Following the robbery The Hidden immediately segues into a chase sequence through the city streets. While the case includes plenty of typical conventions (plate of glass being carried across the street only to be inexplicably smashed by the oncoming cars) it includes plenty of other typically unseen bits of horror, including wheelchair bound man being run over by DeVries as he attempts to evade the police. And even when the chase is concluded, the fun doesn’t stop, as DeVries attempts to flee on foot the police offer up a glorious bullet sprayed blood splattering finality to the sequence. In less then 10 minutes The Hidden had made it clear that it was not only aiming for something different then your typical sci-fi action film, but that it was squarely hitting its mark.
But the true reason to watch The Hidden is for Kyle MacLachlan’s performance. Playing an FBI agent who clearly is uncomfortable in his own skin, MacLachlan absolutely carries the film with the subtle humor his characters inevitably conveys. When you later learn that he is also hunting this killer because it killed his family and his former partner, MacLachan deftly shifts to a surreal bent of someone dealing with emotions that they have never experienced or possibly understand. Agent Lloyd Gallagher is an unlikely meaty role in what would typically be rather blasé fair, and it is a testament to MacLachlan’s performance and Jack Sholder’s (A Nightmare on Elm Street Part 2: Freddy’s Revenge) direction that they so capably render it on screen.

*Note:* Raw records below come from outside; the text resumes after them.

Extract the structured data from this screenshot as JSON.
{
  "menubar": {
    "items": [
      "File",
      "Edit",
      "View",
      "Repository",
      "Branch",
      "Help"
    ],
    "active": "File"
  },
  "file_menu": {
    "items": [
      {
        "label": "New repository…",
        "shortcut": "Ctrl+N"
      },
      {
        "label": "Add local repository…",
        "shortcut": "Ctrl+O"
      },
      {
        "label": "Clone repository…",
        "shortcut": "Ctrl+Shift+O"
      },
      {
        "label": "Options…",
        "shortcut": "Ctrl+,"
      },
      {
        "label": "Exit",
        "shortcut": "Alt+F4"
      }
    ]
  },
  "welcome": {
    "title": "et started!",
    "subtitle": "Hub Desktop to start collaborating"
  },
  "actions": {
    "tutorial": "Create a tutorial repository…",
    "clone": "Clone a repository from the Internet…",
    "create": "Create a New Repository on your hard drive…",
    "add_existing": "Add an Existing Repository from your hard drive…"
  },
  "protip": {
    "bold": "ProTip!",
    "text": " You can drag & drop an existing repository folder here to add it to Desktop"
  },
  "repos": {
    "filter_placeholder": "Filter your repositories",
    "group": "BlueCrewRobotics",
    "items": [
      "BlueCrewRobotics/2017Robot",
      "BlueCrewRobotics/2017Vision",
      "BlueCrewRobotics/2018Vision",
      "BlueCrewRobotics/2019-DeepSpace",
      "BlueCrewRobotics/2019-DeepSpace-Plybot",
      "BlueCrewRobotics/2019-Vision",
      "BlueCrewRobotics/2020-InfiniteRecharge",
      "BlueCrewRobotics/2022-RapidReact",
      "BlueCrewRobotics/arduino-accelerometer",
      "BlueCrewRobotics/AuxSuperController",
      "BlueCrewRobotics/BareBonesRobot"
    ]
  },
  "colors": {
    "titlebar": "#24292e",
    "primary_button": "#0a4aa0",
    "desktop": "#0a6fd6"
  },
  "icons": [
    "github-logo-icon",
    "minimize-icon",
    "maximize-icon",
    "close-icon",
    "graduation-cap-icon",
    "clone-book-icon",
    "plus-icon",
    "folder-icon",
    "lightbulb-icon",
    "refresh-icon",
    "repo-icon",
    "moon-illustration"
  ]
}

The Hidden is a tough movie to describe, as it is neither a horror film, a sci-fi film, nor a comedy, yet it deftly applies all three labels when they are required to further the story. And where many films can fall on their face attempting to incorporate so many differently elements into their story The Hidden is one of those rare films that becomes a better experience because it is so much more then it would initially appear to be. And while time can often ruin an effects laden film, The Hidden concentrates on a less is more approach. Using special effects as a highlight rather then as the substance, creating effects that are highly effective when finally used but by no means distracting to the film itself, and thereby lessening the chance that the film will appear dated or cheesy because of the special effects. But since the film also blatantly attempts to at times appear cheesy, the film surprisingly holds up incredibly well even 20 years later.